  5. Social Media
  6. Security
  1. Get the Job
  2. Get Ahead
  3. Office Life
  4. Work-Life Balance
  5. Home Office
  1. Leadership
  2. Women in Business
  3. Managing
  4. Strategy
  5. Personal Growth
  1. HR Solutions
  2. Financial Solutions
  3. Marketing Solutions
  4. Security Solutions
  5. Retail Solutions
  6. SMB Solutions
Product and service reviews are conducted independently by our editorial team, but we sometimes make money when you click on links. Learn more.

Number of Women in IT Leadership Roles Declines

Number of Women in IT Leadership Roles Declines . / Credit: Women at work image via Shutterstock

The number of women in IT leadership positions continues to drop, according to a new study.

The 2012 CIO Survey conducted by Harvey Nash USA revealed just 9 percent of chief information officers in the U.S. are female, down from 12 percent in 2010 and 11 percent in 2011.

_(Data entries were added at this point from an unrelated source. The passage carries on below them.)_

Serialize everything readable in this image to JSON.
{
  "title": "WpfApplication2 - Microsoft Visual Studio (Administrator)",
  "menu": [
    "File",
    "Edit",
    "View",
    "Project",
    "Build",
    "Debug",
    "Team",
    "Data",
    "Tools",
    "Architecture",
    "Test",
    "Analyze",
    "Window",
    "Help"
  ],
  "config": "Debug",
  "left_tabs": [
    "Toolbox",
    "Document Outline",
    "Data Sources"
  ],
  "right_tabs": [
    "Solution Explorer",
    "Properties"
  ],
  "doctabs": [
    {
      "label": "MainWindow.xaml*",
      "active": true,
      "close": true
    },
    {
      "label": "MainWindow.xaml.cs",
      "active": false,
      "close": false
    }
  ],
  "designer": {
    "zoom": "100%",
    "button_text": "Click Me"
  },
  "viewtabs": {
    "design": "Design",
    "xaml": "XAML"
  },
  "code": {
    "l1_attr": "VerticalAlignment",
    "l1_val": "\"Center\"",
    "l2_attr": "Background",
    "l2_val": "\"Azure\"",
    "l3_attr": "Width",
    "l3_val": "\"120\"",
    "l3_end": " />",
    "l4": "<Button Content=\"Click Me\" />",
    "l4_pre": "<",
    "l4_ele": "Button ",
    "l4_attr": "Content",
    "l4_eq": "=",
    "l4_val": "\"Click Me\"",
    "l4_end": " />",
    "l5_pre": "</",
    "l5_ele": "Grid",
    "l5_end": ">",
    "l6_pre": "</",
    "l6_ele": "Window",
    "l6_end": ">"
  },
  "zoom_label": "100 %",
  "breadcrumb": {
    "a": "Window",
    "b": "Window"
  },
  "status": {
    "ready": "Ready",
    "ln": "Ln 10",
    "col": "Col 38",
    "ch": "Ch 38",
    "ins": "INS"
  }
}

In addition, nearly a third of the CIOs surveyed report having no women in IT management positions.

Despite the low numbers, just 52 percent of those surveyed believed women are underrepresented in their IT departments.

Overall, the study found that both male and female CIOs have a renewed focus on improving time-to-market of new products and services, enabling mobile commerce and increasing budgets.

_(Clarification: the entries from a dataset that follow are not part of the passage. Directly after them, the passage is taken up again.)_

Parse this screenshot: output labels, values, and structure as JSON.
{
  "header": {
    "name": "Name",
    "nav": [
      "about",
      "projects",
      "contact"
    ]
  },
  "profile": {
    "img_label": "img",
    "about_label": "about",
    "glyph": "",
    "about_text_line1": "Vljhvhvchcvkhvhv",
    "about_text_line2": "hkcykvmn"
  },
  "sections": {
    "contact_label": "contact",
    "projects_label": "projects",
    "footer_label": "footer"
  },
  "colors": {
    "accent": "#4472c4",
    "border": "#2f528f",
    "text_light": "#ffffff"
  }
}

“This year’s survey shows that U.S. CIOs are shaking off the bunker mentality that held them captive the past few years since the Great Recession, and they are beginning to focus on strategic growth activities again,” said Robert J. Miano, president and CEO of Harvey Nash USA.

According to the study, more than half of U.S. CIOs report increases in their budgets this year, up 12 percentage points from last year. Nearly 50 percent are expecting another budget bump in the next year.

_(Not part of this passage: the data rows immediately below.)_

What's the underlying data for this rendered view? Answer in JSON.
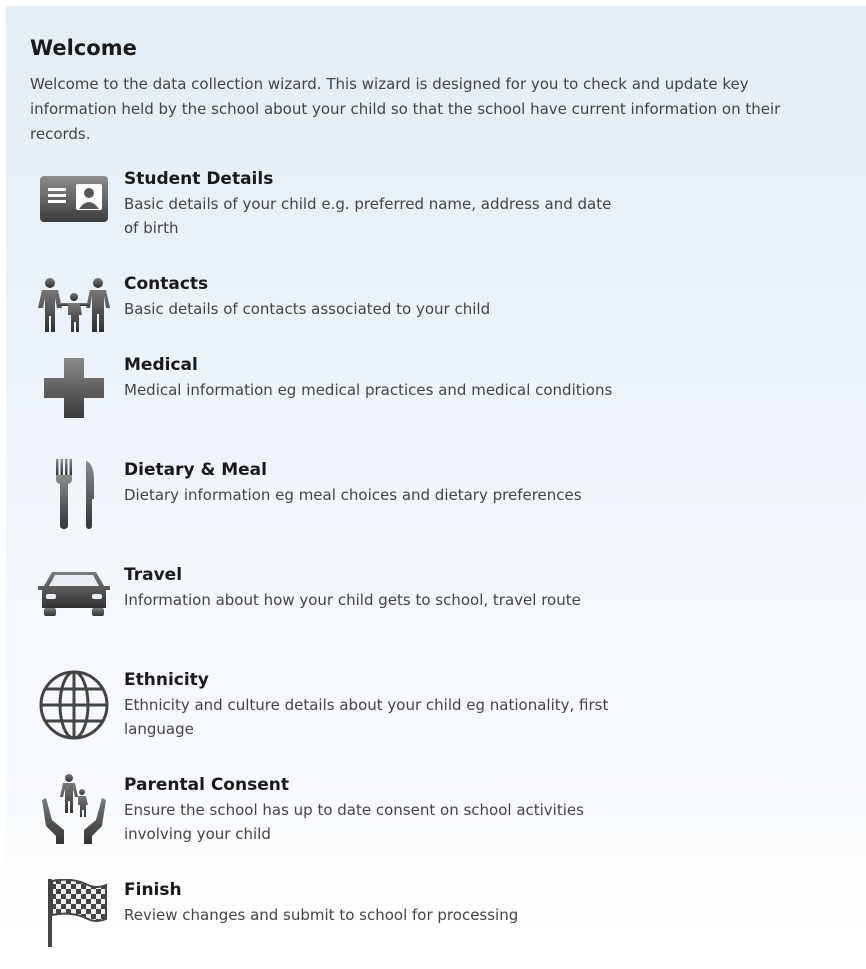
{
  "welcome": {
    "title": "Welcome",
    "intro": "Welcome to the data collection wizard. This wizard is designed for you to check and update key information held by the school about your child so that the school have current information on their records."
  },
  "steps": [
    {
      "title": "Student Details",
      "description": "Basic details of your child e.g. preferred name, address and date of birth",
      "icon": "id-card-icon"
    },
    {
      "title": "Contacts",
      "description": "Basic details of contacts associated to your child",
      "icon": "family-icon"
    },
    {
      "title": "Medical",
      "description": "Medical information eg medical practices and medical conditions",
      "icon": "medical-cross-icon"
    },
    {
      "title": "Dietary & Meal",
      "description": "Dietary information eg meal choices and dietary preferences",
      "icon": "fork-knife-icon"
    },
    {
      "title": "Travel",
      "description": "Information about how your child gets to school, travel route",
      "icon": "car-icon"
    },
    {
      "title": "Ethnicity",
      "description": "Ethnicity and culture details about your child eg nationality, first language",
      "icon": "globe-icon"
    },
    {
      "title": "Parental Consent",
      "description": "Ensure the school has up to date consent on school activities involving your child",
      "icon": "hands-consent-icon"
    },
    {
      "title": "Finish",
      "description": "Review changes and submit to school for processing",
      "icon": "checkered-flag-icon"
    }
  ],
  "colors": {
    "icon_dark": "#3f3f3f",
    "icon_light": "#8a8a8a",
    "heading": "#1a1a1a",
    "body_text": "#444444"
  }
}
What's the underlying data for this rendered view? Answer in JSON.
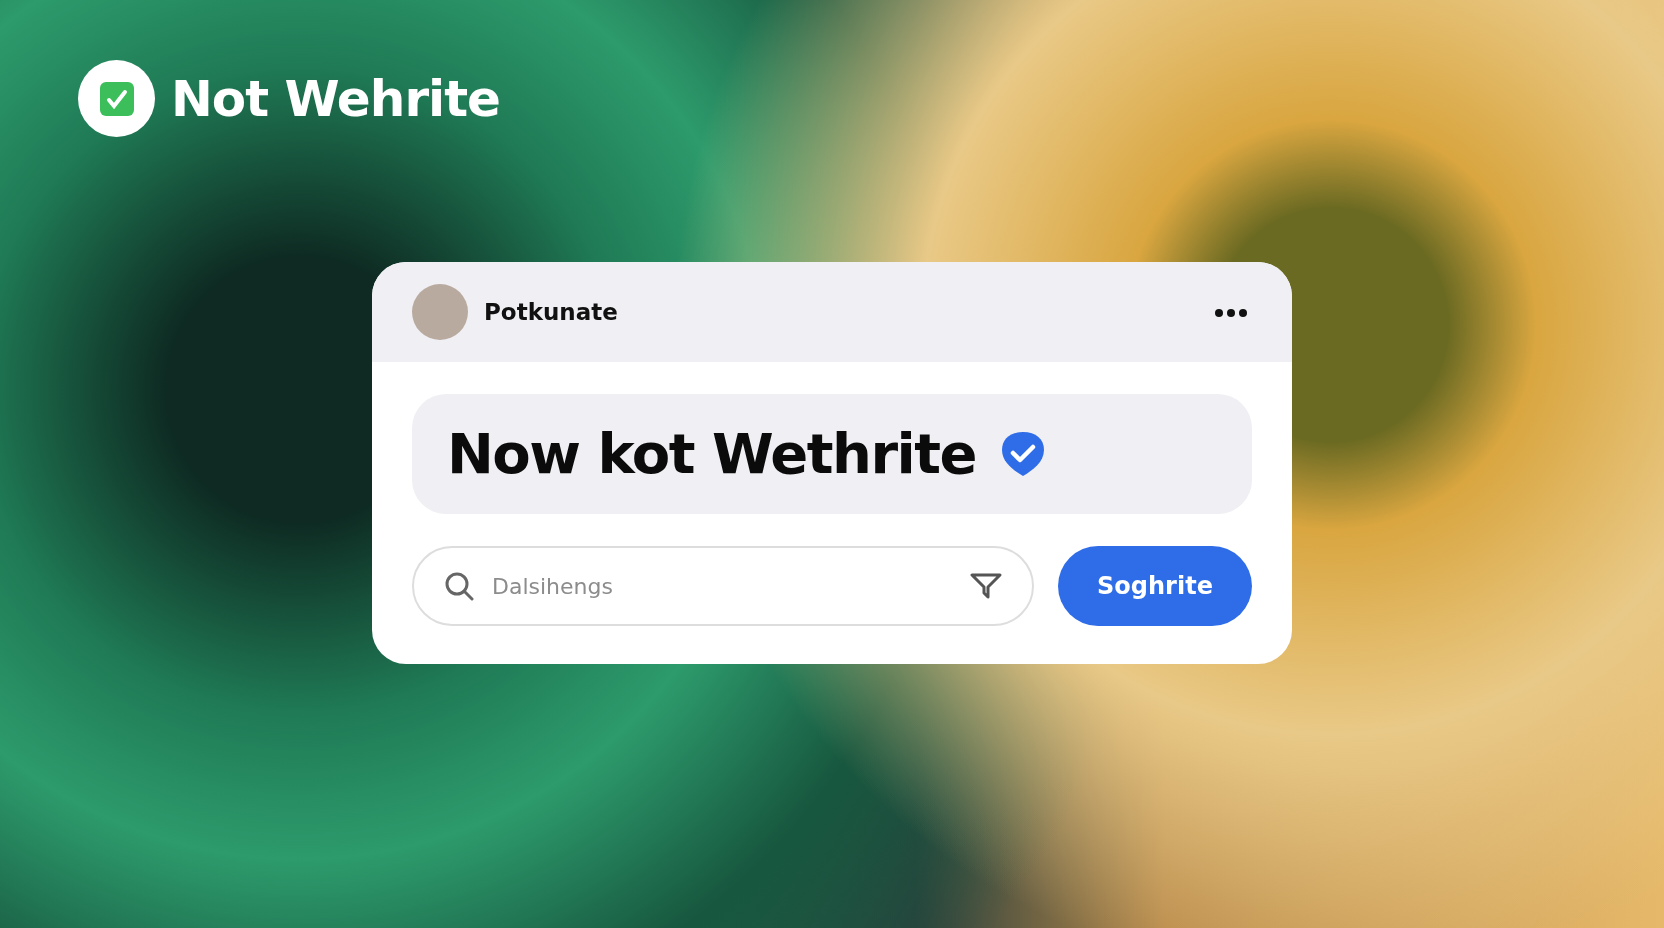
{
  "brand": {
    "title": "Not Wehrite"
  },
  "card": {
    "user": {
      "name": "Potkunate"
    },
    "headline": {
      "text": "Now kot Wethrite",
      "verified": true
    },
    "search": {
      "placeholder": "Dalsihengs"
    },
    "button": {
      "label": "Soghrite"
    }
  }
}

[6 Easy Budget Cuts Every CIO Can Make]

The research shows a shifting change in the role of CIOs. Today, more than 30 percent of CIOs report directly to the chief executive, up more than 10 percentage points since 2010. Also, nearly 70 percent of those surveyed said the role of the CIO has become more strategic in recent years.

"CIOs now have a seat at the executive table," Miano said. "Companies are realizing the power of bringing the CIO into the conversation at the highest level, and the need for strategic, technically savvy counsel from the CIO."

A top concern among CIOs is the ability to retain their top IT talent. According to the study, enterprise architecture is the most needed skill for U.S. organizations, rising 5 percentage points since last year. In addition, more than a quarter of all U.S. CIOs are seeking additional talent in the mobile space.

The study was based on surveys of 2,400 senior IT professionals from around the world.

Chad Brooks is a Chicago-based freelance business and technology writer who has worked in public relations and spent 10 years as a newspaper reporter. You can reach him at chadgbrooks@gmail.com or follow him on Twitter @cbrooks76.

Chad  Brooks
Chad Brooks

Chad Brooks is a Chicago-based freelance writer who has nearly 15 years experience in the media business. A graduate of Indiana University, he spent nearly a decade as a staff reporter for the Daily Herald in suburban Chicago, covering a wide array of topics including, local and state government, crime, the legal system and education. Following his years at the newspaper Chad worked in public relations, helping promote small businesses throughout the U.S. Follow him on Twitter.

See All